The Actors Centre

Vocation Vs Vanity

1 May 2015

The arts' internal struggle

The Actors Centre played host to Women Centre Stage Festival by Sphinx Theatre Company and produced by our wonderful Tristan Bates Producers in March. Sphinx have been a vanguard for developing roles for women in theatre since the 1970’s; nurturing talent and enabling venues, programmes and artists to create more leading roles for women. Sphinx were not only running a festival, but are also co-curators of this season’s workshop programme. As Marketing and Communications Manager at the Actors Centre and for general interest, and as a woman (I guess), I went along to both of the panel debates that were taking place on the day of the festival.

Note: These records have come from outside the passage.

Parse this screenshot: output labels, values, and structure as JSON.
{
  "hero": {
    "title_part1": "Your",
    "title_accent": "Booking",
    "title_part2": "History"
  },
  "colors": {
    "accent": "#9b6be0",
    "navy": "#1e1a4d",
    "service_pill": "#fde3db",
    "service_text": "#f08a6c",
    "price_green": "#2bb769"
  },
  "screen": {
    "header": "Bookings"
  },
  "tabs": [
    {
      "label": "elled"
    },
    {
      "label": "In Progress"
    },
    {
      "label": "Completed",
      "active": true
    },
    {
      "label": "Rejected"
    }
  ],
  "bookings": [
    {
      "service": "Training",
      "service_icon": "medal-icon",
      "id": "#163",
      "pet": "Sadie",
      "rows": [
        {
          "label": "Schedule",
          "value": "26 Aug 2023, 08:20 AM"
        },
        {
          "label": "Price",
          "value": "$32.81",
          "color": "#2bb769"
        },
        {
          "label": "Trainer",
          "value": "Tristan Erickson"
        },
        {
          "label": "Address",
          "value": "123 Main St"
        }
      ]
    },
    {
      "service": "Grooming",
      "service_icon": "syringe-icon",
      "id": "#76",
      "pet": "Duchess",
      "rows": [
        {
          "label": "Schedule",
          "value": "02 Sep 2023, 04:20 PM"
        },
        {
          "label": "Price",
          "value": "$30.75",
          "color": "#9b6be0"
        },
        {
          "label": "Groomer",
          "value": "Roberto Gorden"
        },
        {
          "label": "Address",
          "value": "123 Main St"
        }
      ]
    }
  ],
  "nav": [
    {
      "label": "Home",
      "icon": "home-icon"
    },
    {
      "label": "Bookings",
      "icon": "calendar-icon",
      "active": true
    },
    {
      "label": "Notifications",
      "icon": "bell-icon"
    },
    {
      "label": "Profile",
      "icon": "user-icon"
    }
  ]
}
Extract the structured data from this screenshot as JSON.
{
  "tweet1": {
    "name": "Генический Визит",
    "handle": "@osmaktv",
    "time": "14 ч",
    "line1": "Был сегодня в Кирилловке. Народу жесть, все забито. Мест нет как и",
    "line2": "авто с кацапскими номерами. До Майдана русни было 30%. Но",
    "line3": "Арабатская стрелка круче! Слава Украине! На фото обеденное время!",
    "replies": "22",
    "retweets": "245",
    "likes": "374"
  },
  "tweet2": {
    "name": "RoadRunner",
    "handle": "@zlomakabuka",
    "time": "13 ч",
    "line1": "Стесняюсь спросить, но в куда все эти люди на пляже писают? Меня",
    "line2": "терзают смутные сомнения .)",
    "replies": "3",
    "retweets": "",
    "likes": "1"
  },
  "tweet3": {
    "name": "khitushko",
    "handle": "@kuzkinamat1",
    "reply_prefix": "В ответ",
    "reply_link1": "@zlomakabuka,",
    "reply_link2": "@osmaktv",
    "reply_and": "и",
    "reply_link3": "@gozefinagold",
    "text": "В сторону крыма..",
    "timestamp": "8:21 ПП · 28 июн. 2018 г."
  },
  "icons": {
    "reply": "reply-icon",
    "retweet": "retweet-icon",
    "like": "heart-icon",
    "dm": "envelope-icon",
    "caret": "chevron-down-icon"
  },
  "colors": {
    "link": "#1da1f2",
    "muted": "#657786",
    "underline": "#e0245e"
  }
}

There was a plethora of opinion and heated debate at both discussions; some of which I agreed with and some I did not, however, there was something that stuck with me.

We covered UK training techniques and facilities for actors, directors and writers. We discussed the politicisation of teaching theatre in our schools (the infiltration of education policy that inadvertently pushes drama out); public versus private, where I agree that frankly we should be interested in artists rather than the schools they came from. The lack of bursaries for directors, the lack of support for minority writers, sexism, racism; we covered a lot of the boundaries and walls that used to face the arts and still do – more in some cases and less in others.

Our panel were all notable people from theatre – a writer, a director, a drama school head and so on. These were all people who had to face the issues of lacking support for the arts over the years, and it is their internal struggle that stuck with me. This idea that a career in the arts is all about a tension of two things: vocation Vs vanity. Doing what you have to do and doing what you want (or at least the idea of what you want).

This felt like the tale of any person involved in the arts. Whether you’re an actor, a writer, a producer, or a CEO; we all have an internal battle between our own vainness of what we want to achieve and what we need to do to get the job done (or just to afford the bus ride home).

But this is all absolutely necessary, and should be embraced I think. It’s that little internal struggle that will create such interesting stuff for our stages, with new people taking up the baton to keep the arts afloat.

With debate about the arts still being such a heated subject; I for one, am hopeful for its future. It is people who ask questions and organisations like Sphinx that keep the arts arena an exciting place to be.

Hatty Evans - Marketing and Communications Manager at the Actors Centre